EU nuclear power production dropped by more than 100 terawatt hours (TWh) from March-November 2022, compared with the same period in 2021. The decline reflects a falloff in French nuclear power production, which had to catch up on overdue pandemic-era reactor maintenance. Another factor in the decline was the summer low (cooling) water levels in several French rivers adjacent to reactor sites. The continued phaseout of remaining German nuclear power added to the EU decline.
Separately, EU hydropower production declined because of the record-setting drought, especially in Southern member states. Accordingly, climate change has played the larger role in dragging down European noncarbon electricity production since Russia invaded Ukraine.
The decline in traditional base-load (i.e., stable 24/7 power production) nuclear and hydroelectric power production after March 2022 caused European suppliers to increase production from both coal- and gas-fired power plants, despite the price spike in the latter fuel. As a result, the region’s very expensive gas-fired power plants supplied the last required, or marginal, electricity to balance the European power grid. This caused European power prices to rise dramatically in tandem with the price of natural gas during the summer and fall of 2022. Spiking natural gas prices spilled over, so to speak, into European electricity prices last year.
Fortunately, European consumers responded positively to price incentives.

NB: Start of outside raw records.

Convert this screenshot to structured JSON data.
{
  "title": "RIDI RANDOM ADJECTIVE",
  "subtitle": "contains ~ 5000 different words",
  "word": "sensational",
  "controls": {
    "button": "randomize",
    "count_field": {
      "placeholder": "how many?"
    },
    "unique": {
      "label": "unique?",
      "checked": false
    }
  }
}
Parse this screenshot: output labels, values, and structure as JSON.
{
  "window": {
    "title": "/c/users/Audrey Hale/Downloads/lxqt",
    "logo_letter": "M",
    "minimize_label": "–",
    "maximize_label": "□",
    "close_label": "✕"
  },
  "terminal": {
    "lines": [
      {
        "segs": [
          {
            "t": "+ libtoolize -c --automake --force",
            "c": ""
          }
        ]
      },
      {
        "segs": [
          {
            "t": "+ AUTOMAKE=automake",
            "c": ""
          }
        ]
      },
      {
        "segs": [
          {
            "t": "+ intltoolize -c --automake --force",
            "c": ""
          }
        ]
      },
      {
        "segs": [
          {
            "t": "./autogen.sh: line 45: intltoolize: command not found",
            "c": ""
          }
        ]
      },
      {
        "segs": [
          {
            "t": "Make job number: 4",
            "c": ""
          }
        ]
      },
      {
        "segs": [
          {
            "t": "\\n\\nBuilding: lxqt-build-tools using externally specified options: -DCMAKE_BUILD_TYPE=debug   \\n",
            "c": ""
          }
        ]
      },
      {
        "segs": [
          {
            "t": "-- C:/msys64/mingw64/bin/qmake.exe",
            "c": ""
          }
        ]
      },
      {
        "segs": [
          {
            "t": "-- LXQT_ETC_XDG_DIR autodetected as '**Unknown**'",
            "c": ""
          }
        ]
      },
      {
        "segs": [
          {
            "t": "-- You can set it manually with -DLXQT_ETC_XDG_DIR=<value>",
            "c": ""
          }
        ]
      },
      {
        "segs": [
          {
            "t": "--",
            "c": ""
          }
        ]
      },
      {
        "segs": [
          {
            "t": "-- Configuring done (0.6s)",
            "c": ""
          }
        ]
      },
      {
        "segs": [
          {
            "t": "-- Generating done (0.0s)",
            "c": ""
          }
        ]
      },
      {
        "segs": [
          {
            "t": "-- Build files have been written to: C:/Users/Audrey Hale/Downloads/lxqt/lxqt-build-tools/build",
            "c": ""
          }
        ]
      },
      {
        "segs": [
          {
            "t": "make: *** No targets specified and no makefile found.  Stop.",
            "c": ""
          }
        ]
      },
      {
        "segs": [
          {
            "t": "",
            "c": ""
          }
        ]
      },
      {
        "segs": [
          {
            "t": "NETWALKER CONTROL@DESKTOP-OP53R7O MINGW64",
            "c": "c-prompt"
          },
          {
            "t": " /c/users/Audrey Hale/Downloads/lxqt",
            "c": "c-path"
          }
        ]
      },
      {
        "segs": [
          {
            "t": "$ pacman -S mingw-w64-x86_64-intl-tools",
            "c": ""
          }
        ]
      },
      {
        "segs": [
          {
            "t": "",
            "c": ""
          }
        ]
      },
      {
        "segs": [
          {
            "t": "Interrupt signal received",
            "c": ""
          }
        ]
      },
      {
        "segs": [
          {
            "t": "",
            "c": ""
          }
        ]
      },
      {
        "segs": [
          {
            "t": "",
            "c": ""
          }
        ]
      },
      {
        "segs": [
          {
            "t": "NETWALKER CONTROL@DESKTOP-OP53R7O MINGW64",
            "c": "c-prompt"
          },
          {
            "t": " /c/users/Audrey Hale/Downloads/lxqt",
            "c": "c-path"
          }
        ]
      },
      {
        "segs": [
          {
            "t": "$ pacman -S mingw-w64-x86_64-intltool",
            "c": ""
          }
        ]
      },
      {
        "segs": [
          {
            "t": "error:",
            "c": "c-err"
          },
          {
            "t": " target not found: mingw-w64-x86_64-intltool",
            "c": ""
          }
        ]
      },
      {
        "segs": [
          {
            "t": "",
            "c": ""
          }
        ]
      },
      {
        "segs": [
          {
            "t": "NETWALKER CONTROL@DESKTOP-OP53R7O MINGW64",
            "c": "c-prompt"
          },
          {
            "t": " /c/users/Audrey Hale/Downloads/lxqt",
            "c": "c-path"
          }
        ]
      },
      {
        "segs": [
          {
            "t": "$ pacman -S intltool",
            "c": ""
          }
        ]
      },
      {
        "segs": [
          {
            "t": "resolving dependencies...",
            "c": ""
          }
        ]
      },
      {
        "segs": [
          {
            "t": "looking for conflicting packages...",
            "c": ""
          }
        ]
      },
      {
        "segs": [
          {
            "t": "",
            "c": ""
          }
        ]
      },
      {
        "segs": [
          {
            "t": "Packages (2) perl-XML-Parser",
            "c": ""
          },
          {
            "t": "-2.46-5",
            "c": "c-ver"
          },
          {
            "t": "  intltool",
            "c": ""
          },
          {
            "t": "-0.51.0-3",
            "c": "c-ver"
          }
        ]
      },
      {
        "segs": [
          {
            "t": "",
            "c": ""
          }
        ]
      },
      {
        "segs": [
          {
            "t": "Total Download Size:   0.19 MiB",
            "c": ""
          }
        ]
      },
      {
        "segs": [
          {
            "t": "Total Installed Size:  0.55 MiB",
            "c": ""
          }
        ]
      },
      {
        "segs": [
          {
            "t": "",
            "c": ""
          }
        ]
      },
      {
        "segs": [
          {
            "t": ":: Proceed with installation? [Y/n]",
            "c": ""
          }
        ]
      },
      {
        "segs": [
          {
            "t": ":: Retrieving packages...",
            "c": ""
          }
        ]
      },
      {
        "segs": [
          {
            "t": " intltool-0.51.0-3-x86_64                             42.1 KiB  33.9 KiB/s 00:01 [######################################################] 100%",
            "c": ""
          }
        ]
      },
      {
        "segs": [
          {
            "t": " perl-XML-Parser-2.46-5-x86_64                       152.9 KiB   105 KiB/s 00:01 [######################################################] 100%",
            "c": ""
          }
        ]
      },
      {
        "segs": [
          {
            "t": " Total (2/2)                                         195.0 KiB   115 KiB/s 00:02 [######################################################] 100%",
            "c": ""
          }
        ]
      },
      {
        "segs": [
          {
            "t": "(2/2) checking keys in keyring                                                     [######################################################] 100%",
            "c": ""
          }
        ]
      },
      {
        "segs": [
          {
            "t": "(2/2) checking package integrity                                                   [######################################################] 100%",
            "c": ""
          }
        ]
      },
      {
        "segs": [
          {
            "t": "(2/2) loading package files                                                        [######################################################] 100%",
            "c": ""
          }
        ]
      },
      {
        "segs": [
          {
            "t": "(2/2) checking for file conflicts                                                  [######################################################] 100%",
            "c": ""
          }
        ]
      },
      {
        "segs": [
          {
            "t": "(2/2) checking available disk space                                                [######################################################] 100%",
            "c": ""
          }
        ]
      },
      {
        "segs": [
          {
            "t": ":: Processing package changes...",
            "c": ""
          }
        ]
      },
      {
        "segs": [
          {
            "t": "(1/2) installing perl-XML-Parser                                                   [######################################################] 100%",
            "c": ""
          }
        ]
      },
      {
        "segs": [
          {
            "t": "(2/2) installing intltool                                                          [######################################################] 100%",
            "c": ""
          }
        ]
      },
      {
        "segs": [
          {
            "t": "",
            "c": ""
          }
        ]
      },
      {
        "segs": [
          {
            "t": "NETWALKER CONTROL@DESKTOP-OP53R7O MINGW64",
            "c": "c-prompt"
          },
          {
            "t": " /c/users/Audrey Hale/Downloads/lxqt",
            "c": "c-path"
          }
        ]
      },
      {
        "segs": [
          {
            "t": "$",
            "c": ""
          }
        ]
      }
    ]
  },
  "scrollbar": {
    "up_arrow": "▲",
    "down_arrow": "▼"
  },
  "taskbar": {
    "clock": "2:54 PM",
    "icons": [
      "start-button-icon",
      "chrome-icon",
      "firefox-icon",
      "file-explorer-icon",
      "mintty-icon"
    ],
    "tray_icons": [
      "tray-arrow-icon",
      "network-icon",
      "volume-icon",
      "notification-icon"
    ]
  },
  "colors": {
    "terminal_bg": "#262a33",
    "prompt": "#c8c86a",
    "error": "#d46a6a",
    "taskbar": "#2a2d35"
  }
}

European electricity demand dropped by more than 70 TWh after March 2022 compared with the year before, while increased solar, wind, and other renewable sources helped counter the drop in nuclear and hydroelectric power production.
Encouragingly for Europe’s green transition, the increase in fossil-fuel-based power production after March 2022 has been very temporary and has begun reversing in recent months (figure 3).
After increasing during the first six months of Russia’s invasion, coal- and oil-based power production in the European Union has been declining relative to 2021 levels since September 2022. Gas-produced power started declining in November. This decline is unsurprising, since EU power producers must pay the full ETS CO2 emissions price when producing electricity from fossil fuels. They can do so profitably only when no other sources of power production are available and electricity prices are hence very high.
Assuming there will be adequate cooling water in French rivers, French nuclear power production is likely to return to close to its normal level in 2023, as maintenance overhangs are cleared and reactors restarted. European rainfall and hydropower production may return to normal this year, though again climate change may be an obstacle as another year of drought may again depress turbine water flows. A further increase in solar and wind power production in 2023 seems a given, as significant new renewables capacity is being added to the European grid.
These trends add up to non-carbon-emitting power production in Europe increasing at the expense of power production based on coal, natural gas, and oil. Power production derived from Europe’s fossil fuels will certainly continue to decline during 2023, which will help further reduce Europe’s natural gas demand and further lower the continent’s dependence on Russia. Today it is mostly climate change, not Russia, that is slowing Europe’s green power transition.
1. Ember-Climate data suggest French nuclear power production fell by more than 80 TWh from 2021 to 2022.
The data underlying this analysis are available here.